Activity – Search the records for the word "text" and pick out every line that has it.

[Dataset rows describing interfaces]
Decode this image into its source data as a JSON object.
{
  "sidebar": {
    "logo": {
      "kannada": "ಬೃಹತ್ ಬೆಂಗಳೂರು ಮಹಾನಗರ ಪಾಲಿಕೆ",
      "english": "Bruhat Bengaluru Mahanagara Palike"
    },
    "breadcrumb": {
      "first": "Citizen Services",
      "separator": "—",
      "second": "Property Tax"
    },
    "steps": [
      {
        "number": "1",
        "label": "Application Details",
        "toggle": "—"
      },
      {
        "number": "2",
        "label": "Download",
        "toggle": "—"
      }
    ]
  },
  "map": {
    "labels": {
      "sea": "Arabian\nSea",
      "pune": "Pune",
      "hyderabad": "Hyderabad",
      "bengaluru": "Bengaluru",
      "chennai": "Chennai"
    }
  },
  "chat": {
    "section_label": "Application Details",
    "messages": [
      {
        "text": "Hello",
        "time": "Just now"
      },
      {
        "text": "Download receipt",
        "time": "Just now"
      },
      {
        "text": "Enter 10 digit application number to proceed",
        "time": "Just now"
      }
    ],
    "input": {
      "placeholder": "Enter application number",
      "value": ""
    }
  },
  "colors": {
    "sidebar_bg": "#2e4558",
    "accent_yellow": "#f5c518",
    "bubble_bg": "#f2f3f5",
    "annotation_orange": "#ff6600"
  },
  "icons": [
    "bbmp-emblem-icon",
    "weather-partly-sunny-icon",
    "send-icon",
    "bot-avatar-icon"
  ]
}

Solution for this task –
        "text": "Hello",
        "text": "Download receipt",
        "text": "Enter 10 digit application number to proceed",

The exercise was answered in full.